In Times of Stress
“I’m so stressed I can’t even think straight.” Sound familiar? Is stress always bad? Can it even be motivating? Are we suffering too much stress today? What is the link between stress and memory and mood?
Strangely there is a link. Stress physiology has come of age. It all started in the late 1950’s with the pioneer work of Hans Selye at McGill University in Canada. He developed the general adaptation theory. The modern leading researcher in stress is Robert Sapolsky author of the delightful and whimsical book Why Zebras Don’t Get Ulcers. He is professor of biology and neurology at Stanford University and a research associate with the Institute of Primate Research, National Museum of Kenya.

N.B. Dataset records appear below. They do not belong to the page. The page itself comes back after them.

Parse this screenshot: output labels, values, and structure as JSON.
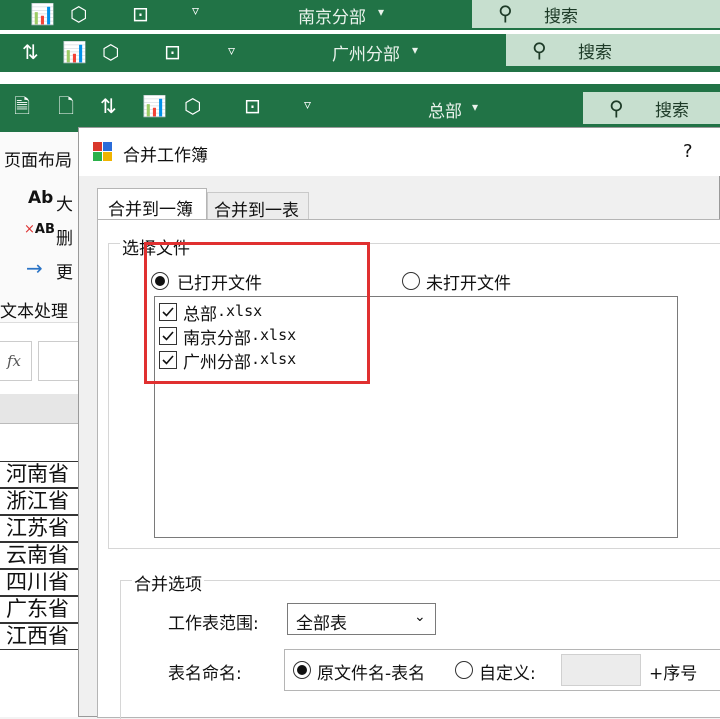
{
  "windows": {
    "back2": {
      "title": "南京分部",
      "search": "搜索"
    },
    "back1": {
      "title": "广州分部",
      "search": "搜索"
    },
    "front": {
      "title": "总部",
      "search": "搜索"
    }
  },
  "excel": {
    "ribbon_tab": "页面布局",
    "ribbon_items": [
      "大",
      "删",
      "更"
    ],
    "group_label": "文本处理",
    "fx": "fx",
    "rows": [
      "河南省",
      "浙江省",
      "江苏省",
      "云南省",
      "四川省",
      "广东省",
      "江西省"
    ]
  },
  "dialog": {
    "title": "合并工作簿",
    "help": "?",
    "tabs": [
      "合并到一簿",
      "合并到一表"
    ],
    "file_group": "选择文件",
    "radio_open": "已打开文件",
    "radio_closed": "未打开文件",
    "files": [
      {
        "name_cn": "总部",
        "ext": ".xlsx",
        "checked": true
      },
      {
        "name_cn": "南京分部",
        "ext": ".xlsx",
        "checked": true
      },
      {
        "name_cn": "广州分部",
        "ext": ".xlsx",
        "checked": true
      }
    ],
    "options_group": "合并选项",
    "sheet_range_label": "工作表范围:",
    "sheet_range_value": "全部表",
    "naming_label": "表名命名:",
    "naming_opt1": "原文件名-表名",
    "naming_opt2": "自定义:",
    "naming_suffix": "+序号",
    "custom_value": ""
  },
  "colors": {
    "excel_green": "#217346",
    "highlight_red": "#e03030"
  }
}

But let’s start with Selye and the short unknown volume he wrote in 1975 entitled Stress with out Distress. Turns out stress is actually motivating. It gives us our edge. It is what keeps us moving. It is distress that causes dis-ease. So the notion we call stress is really distress, a pathologic condition that leads to ill-at-ease, disease and a general assault on our immune system. This has given rise to a most compelling but quite daunting term — psycho-neuro-immunology. It is the science of how our emotions and perceptions (brain) control our immune system and thereby affect our susceptibility to disease and pathology like cancer and chronic illnesses. …